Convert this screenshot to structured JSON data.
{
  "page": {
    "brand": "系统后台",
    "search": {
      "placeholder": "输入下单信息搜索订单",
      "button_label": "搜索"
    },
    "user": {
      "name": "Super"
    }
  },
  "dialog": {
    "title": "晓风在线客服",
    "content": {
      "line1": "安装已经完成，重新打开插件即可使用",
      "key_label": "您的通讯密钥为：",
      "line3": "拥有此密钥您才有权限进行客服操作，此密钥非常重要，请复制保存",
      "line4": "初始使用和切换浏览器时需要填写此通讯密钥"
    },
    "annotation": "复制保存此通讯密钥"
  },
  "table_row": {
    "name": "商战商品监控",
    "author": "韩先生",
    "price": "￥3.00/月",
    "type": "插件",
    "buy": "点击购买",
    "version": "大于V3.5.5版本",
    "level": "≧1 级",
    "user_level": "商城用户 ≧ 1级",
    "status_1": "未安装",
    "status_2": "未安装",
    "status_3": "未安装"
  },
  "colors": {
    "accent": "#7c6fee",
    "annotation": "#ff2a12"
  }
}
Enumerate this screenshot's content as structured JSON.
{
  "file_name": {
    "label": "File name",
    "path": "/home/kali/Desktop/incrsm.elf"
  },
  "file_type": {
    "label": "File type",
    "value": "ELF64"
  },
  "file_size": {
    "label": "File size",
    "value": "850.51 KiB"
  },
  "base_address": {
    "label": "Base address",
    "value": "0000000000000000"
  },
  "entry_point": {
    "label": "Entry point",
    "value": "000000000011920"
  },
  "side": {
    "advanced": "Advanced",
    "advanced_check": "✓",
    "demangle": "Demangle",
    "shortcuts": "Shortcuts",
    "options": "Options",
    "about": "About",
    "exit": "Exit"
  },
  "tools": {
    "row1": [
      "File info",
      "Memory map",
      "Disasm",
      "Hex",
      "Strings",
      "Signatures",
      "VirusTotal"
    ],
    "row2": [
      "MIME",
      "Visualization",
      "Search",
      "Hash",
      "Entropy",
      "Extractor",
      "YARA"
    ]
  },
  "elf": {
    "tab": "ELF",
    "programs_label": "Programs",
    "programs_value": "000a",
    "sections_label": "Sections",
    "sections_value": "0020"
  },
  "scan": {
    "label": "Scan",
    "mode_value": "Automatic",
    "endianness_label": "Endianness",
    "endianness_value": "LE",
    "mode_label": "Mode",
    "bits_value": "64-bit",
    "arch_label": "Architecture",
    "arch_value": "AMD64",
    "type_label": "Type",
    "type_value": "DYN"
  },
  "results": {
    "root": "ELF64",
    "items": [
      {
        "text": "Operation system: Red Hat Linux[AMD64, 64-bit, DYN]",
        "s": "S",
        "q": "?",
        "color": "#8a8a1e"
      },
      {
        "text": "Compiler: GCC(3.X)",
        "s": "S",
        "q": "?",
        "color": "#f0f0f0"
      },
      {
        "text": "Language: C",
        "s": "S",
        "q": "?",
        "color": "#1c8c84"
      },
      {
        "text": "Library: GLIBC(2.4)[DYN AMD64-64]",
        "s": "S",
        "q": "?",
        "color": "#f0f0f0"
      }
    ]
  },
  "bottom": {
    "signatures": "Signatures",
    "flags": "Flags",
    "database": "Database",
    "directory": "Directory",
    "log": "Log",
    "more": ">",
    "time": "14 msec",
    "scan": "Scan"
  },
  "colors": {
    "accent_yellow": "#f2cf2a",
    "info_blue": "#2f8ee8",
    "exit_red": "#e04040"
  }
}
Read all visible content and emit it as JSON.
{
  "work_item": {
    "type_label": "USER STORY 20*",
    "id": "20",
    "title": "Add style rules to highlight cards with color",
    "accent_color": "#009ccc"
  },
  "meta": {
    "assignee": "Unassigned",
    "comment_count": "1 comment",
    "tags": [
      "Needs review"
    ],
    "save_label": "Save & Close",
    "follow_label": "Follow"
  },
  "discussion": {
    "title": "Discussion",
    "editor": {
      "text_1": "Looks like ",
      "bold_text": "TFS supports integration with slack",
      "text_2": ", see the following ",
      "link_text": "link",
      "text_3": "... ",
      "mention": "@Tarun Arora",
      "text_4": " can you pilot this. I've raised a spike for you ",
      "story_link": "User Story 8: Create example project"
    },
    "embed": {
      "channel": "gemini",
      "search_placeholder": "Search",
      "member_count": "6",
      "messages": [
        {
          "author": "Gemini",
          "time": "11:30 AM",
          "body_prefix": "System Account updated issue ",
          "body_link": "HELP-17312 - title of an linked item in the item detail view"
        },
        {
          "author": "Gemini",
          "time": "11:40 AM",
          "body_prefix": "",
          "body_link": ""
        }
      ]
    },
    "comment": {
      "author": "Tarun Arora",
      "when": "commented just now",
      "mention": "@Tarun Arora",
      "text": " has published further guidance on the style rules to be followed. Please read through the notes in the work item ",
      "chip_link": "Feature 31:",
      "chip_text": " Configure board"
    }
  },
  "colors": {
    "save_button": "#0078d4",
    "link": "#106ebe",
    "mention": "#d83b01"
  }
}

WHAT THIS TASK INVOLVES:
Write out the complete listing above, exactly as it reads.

ANSWER BELOW:
Convert this screenshot to structured JSON data.
{
  "page": {
    "brand": "系统后台",
    "search": {
      "placeholder": "输入下单信息搜索订单",
      "button_label": "搜索"
    },
    "user": {
      "name": "Super"
    }
  },
  "dialog": {
    "title": "晓风在线客服",
    "content": {
      "line1": "安装已经完成，重新打开插件即可使用",
      "key_label": "您的通讯密钥为：",
      "line3": "拥有此密钥您才有权限进行客服操作，此密钥非常重要，请复制保存",
      "line4": "初始使用和切换浏览器时需要填写此通讯密钥"
    },
    "annotation": "复制保存此通讯密钥"
  },
  "table_row": {
    "name": "商战商品监控",
    "author": "韩先生",
    "price": "￥3.00/月",
    "type": "插件",
    "buy": "点击购买",
    "version": "大于V3.5.5版本",
    "level": "≧1 级",
    "user_level": "商城用户 ≧ 1级",
    "status_1": "未安装",
    "status_2": "未安装",
    "status_3": "未安装"
  },
  "colors": {
    "accent": "#7c6fee",
    "annotation": "#ff2a12"
  }
}
Enumerate this screenshot's content as structured JSON.
{
  "file_name": {
    "label": "File name",
    "path": "/home/kali/Desktop/incrsm.elf"
  },
  "file_type": {
    "label": "File type",
    "value": "ELF64"
  },
  "file_size": {
    "label": "File size",
    "value": "850.51 KiB"
  },
  "base_address": {
    "label": "Base address",
    "value": "0000000000000000"
  },
  "entry_point": {
    "label": "Entry point",
    "value": "000000000011920"
  },
  "side": {
    "advanced": "Advanced",
    "advanced_check": "✓",
    "demangle": "Demangle",
    "shortcuts": "Shortcuts",
    "options": "Options",
    "about": "About",
    "exit": "Exit"
  },
  "tools": {
    "row1": [
      "File info",
      "Memory map",
      "Disasm",
      "Hex",
      "Strings",
      "Signatures",
      "VirusTotal"
    ],
    "row2": [
      "MIME",
      "Visualization",
      "Search",
      "Hash",
      "Entropy",
      "Extractor",
      "YARA"
    ]
  },
  "elf": {
    "tab": "ELF",
    "programs_label": "Programs",
    "programs_value": "000a",
    "sections_label": "Sections",
    "sections_value": "0020"
  },
  "scan": {
    "label": "Scan",
    "mode_value": "Automatic",
    "endianness_label": "Endianness",
    "endianness_value": "LE",
    "mode_label": "Mode",
    "bits_value": "64-bit",
    "arch_label": "Architecture",
    "arch_value": "AMD64",
    "type_label": "Type",
    "type_value": "DYN"
  },
  "results": {
    "root": "ELF64",
    "items": [
      {
        "text": "Operation system: Red Hat Linux[AMD64, 64-bit, DYN]",
        "s": "S",
        "q": "?",
        "color": "#8a8a1e"
      },
      {
        "text": "Compiler: GCC(3.X)",
        "s": "S",
        "q": "?",
        "color": "#f0f0f0"
      },
      {
        "text": "Language: C",
        "s": "S",
        "q": "?",
        "color": "#1c8c84"
      },
      {
        "text": "Library: GLIBC(2.4)[DYN AMD64-64]",
        "s": "S",
        "q": "?",
        "color": "#f0f0f0"
      }
    ]
  },
  "bottom": {
    "signatures": "Signatures",
    "flags": "Flags",
    "database": "Database",
    "directory": "Directory",
    "log": "Log",
    "more": ">",
    "time": "14 msec",
    "scan": "Scan"
  },
  "colors": {
    "accent_yellow": "#f2cf2a",
    "info_blue": "#2f8ee8",
    "exit_red": "#e04040"
  }
}
Read all visible content and emit it as JSON.
{
  "work_item": {
    "type_label": "USER STORY 20*",
    "id": "20",
    "title": "Add style rules to highlight cards with color",
    "accent_color": "#009ccc"
  },
  "meta": {
    "assignee": "Unassigned",
    "comment_count": "1 comment",
    "tags": [
      "Needs review"
    ],
    "save_label": "Save & Close",
    "follow_label": "Follow"
  },
  "discussion": {
    "title": "Discussion",
    "editor": {
      "text_1": "Looks like ",
      "bold_text": "TFS supports integration with slack",
      "text_2": ", see the following ",
      "link_text": "link",
      "text_3": "... ",
      "mention": "@Tarun Arora",
      "text_4": " can you pilot this. I've raised a spike for you ",
      "story_link": "User Story 8: Create example project"
    },
    "embed": {
      "channel": "gemini",
      "search_placeholder": "Search",
      "member_count": "6",
      "messages": [
        {
          "author": "Gemini",
          "time": "11:30 AM",
          "body_prefix": "System Account updated issue ",
          "body_link": "HELP-17312 - title of an linked item in the item detail view"
        },
        {
          "author": "Gemini",
          "time": "11:40 AM",
          "body_prefix": "",
          "body_link": ""
        }
      ]
    },
    "comment": {
      "author": "Tarun Arora",
      "when": "commented just now",
      "mention": "@Tarun Arora",
      "text": " has published further guidance on the style rules to be followed. Please read through the notes in the work item ",
      "chip_link": "Feature 31:",
      "chip_text": " Configure board"
    }
  },
  "colors": {
    "save_button": "#0078d4",
    "link": "#106ebe",
    "mention": "#d83b01"
  }
}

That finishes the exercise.